Screen Printing - April/May 2017 - 30
FIGURE 3 Capacitive touch sensors are an exciting new application for FIM technology. The sensors are created by placing a carbon-based capacitive film between the decorative printing layer and the circuit traces in the FIM process. Parts are molded so that the sensors will be very close
to the surface. Markets include automotive, home appliances (right), and more. Photos courtesy of Canatu.
and rigid silicon chips into the FIM process promises reduced
weight and thickness, greater freedom in design, and a more
streamlined production process. FIM enables designs that
replace mechanical buttons and dials with virtual ones, creating a single surface that is easier to keep clean and dust-free,
while removing mechanical parts that may break down over
time. The automotive industry is taking advantage of these
benefits by incorporating electronics into FIM in commercial
vehicles that are either on the road now or will be soon.
A variety of functions can be added to parts formed using
FIM. Options include antennas, sensors, LEDs, and integrated
circuits (see Figure 2). FIM can incorporate a variety of sensors
that may detect proximity to illuminate a display or activate gesture-based controls, detect ambient light to make controls visible
in dim or bright conditions, or add capacitive touch to control
virtual switches or sliders. Once the part is injection-molded, any
discrete electronic components are encapsulated and therefore
mechanically and chemically protected from the environment.
Creating printed antennas is a relatively straightforward
addition to FIM, as printed antennas are common in RFID
tags. Even though such antennas are designed for flat substrates, it's not a big stretch to incorporate them into FIM
parts. Silver-based inks are printed into circular patterns to
create an antenna. The design need only be modified to accommodate the bending that occurs during the forming step.
Recent developments include a trend toward using aqueous
rather than solvent-based conductive inks for a more environ-
mentally friendly process. These inks, however, may not be
sufficiently conductive or flexible for FIM applications.
Capacitive touch sensing is an especially compelling application for FIM. Sensors are located very close to the surface
of the part, making it more sensitive. Performance can even
be enhanced sufficiently that the features work while the
user is wearing gloves. Canatu makes innovative films for
capacitive touch, aimed primarily at the automotive market
(see Figure 3). The films combine two forms of carbon:
carbon nanotubes and fullerenes, 60-atom, soccer ball-shaped
molecules also known as buckyballs. The films have the high
electrical and thermal conductivity of CNTs and the chemical
reactivity of fullerenes, allowing them to bond to other surfaces.

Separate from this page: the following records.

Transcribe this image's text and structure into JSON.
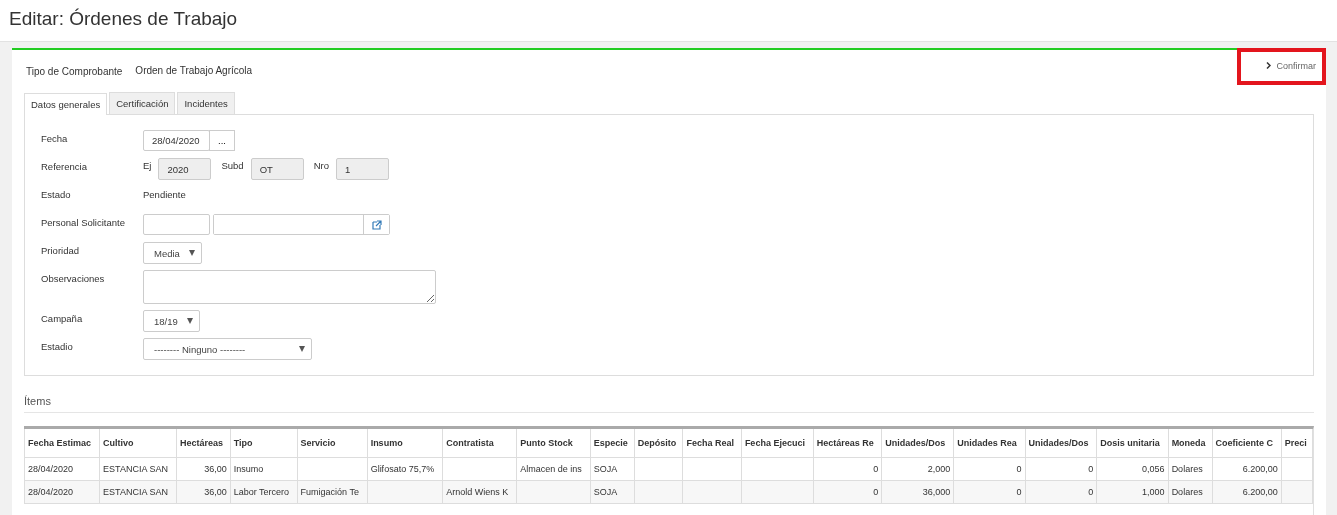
{
  "page_title": "Editar: Órdenes de Trabajo",
  "voucher": {
    "label": "Tipo de Comprobante",
    "value": "Orden de Trabajo Agrícola"
  },
  "confirm": {
    "label": "Confirmar",
    "highlighted": true
  },
  "tabs": [
    {
      "label": "Datos generales",
      "selected": true
    },
    {
      "label": "Certificación",
      "selected": false
    },
    {
      "label": "Incidentes",
      "selected": false
    }
  ],
  "form": {
    "fecha": {
      "label": "Fecha",
      "value": "28/04/2020",
      "button": "..."
    },
    "referencia": {
      "label": "Referencia",
      "ej": {
        "label": "Ej",
        "value": "2020"
      },
      "subd": {
        "label": "Subd",
        "value": "OT"
      },
      "nro": {
        "label": "Nro",
        "value": "1"
      }
    },
    "estado": {
      "label": "Estado",
      "value": "Pendiente"
    },
    "personal": {
      "label": "Personal Solicitante"
    },
    "prioridad": {
      "label": "Prioridad",
      "value": "Media"
    },
    "observaciones": {
      "label": "Observaciones"
    },
    "campana": {
      "label": "Campaña",
      "value": "18/19"
    },
    "estadio": {
      "label": "Estadio",
      "value": "-------- Ninguno --------"
    }
  },
  "items": {
    "title": "Ítems",
    "columns": [
      {
        "label": "Fecha Estimac",
        "kind": "text"
      },
      {
        "label": "Cultivo",
        "kind": "text"
      },
      {
        "label": "Hectáreas",
        "kind": "number"
      },
      {
        "label": "Tipo",
        "kind": "text"
      },
      {
        "label": "Servicio",
        "kind": "text"
      },
      {
        "label": "Insumo",
        "kind": "text"
      },
      {
        "label": "Contratista",
        "kind": "text"
      },
      {
        "label": "Punto Stock",
        "kind": "text"
      },
      {
        "label": "Especie",
        "kind": "text"
      },
      {
        "label": "Depósito",
        "kind": "text"
      },
      {
        "label": "Fecha Real",
        "kind": "text"
      },
      {
        "label": "Fecha Ejecuci",
        "kind": "text"
      },
      {
        "label": "Hectáreas Re",
        "kind": "number"
      },
      {
        "label": "Unidades/Dos",
        "kind": "number"
      },
      {
        "label": "Unidades Rea",
        "kind": "number"
      },
      {
        "label": "Unidades/Dos",
        "kind": "number"
      },
      {
        "label": "Dosis unitaria",
        "kind": "number"
      },
      {
        "label": "Moneda",
        "kind": "text"
      },
      {
        "label": "Coeficiente C",
        "kind": "number"
      },
      {
        "label": "Preci",
        "kind": "text"
      }
    ],
    "rows": [
      [
        "28/04/2020",
        "ESTANCIA SAN",
        "36,00",
        "Insumo",
        "",
        "Glifosato 75,7%",
        "",
        "Almacen de ins",
        "SOJA",
        "",
        "",
        "",
        "0",
        "2,000",
        "0",
        "0",
        "0,056",
        "Dolares",
        "6.200,00",
        ""
      ],
      [
        "28/04/2020",
        "ESTANCIA SAN",
        "36,00",
        "Labor Tercero",
        "Fumigación Te",
        "",
        "Arnold Wiens K",
        "",
        "SOJA",
        "",
        "",
        "",
        "0",
        "36,000",
        "0",
        "0",
        "1,000",
        "Dolares",
        "6.200,00",
        ""
      ]
    ]
  }
}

They're placed in between the decorative printing layer
and conductive printed traces in the FIM process.
One example of capacitive touch sensing is Canatu's FIMbased transparent touch sensor that controls both power
windows and seat heating in a single panel. Canatu developed
this product in partnership with automotive interior system
DESIGN AND PROCESS CONSIDERATIONS
While there are clear motivations for combining printed electronics with FIM, the process is not without complications.
The FIM process flow is slightly more complex when adding printed electronics since the printed circuitry is produced
as a separate layer from the decorative printing. The added
PROCESS FLOW FOR FILM INSERT MOLDING WITH PRINTED ELECTRONICS
1. Screen print
2. Screen print conductive
traces and/or capacitive
onto flat film
sensors onto film
behind decorative layer
Courtesy of MacDermid Enthone.
3. Heat and form
film into desired
4. UV cure inks
5. Attach LEDs, sensor
6. Insert film into
chips, and/or integrated
mold and inject
circuits with adhesives
on back side of part